Europe’s newest gas pipeline is a threat to people and wildlife, environment charities have warned. The experts say the dangers the project poses to the environment make it illegal under European climate and environment laws – and it should under no circumstances go ahead.
In comments on the Environmental Impact Assessment for Nord Stream 2, which will transport natural gas from Russia to Germany, ClientEarth and Greenpeace point out that the work violates EU laws on air quality, climate and habitat conservation.
The planned pipeline will pass near Natura 2000 conservation sites in eight EU countries, including two in Poland: Zatoka Pomorska and Ostoja na Zatoce Pomorskiej.
ClientEarth’s Marcin Stoczkiewicz explained: “According to the EU’s Habitats Directive, every new investment in the vicinity of a Natura 2000 site, which may have a significant impact on that site, must be subjected to adequate assessment.
“The Environmental Impact Assessment for the Nord Stream 2 project doesn’t provide for a reliable impact assessment on Baltic Sea flora and fauna. For that reason we are calling on the Finnish authorities to refuse to issue an environmental permit. All other EU member states should do likewise.”
Natural gas – a sensible investment?
The charities also questioned the economic sense of the investment.
Robert Cyglicki, director of Greenpeace Poland, said: “Nord Stream 2 is a useless and harmful investment by companies that want to force dependency on fossil fuels at any cost.
“Law has been amended at the behest of these companies and a blind eye has been turned to the reliability of the Environmental Impact Assessment.
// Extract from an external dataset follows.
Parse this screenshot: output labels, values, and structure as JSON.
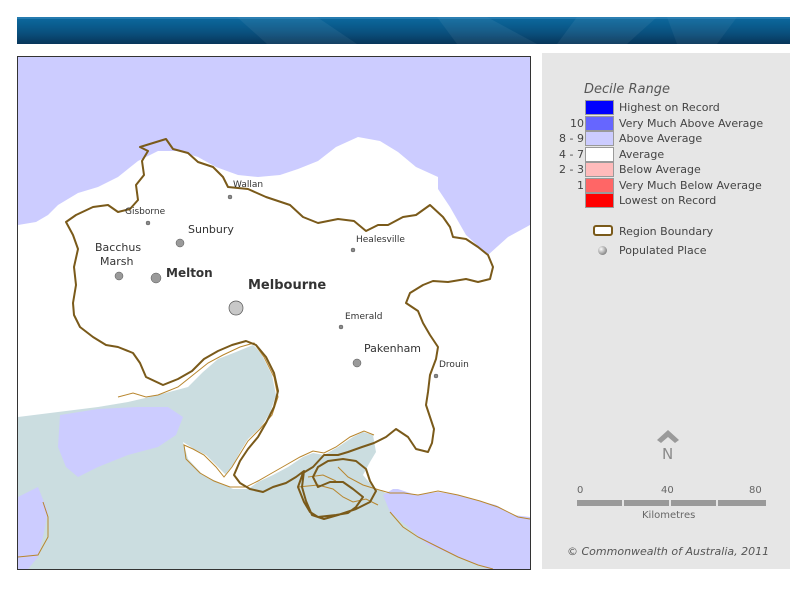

That’s why we are demanding a full assessment of the social and environmental costs of the Nord Stream 2 natural gas pipeline.”
Estimates show that by adopting a 40% greenhouse gas emissions reduction target, the EU will reduce its natural gas import by 13% to 2030 and by 27% to 2050. Adoption of renewable energy and energy efficiency targets would lead to further reduction of gas imports – down by up to 54% by 2050.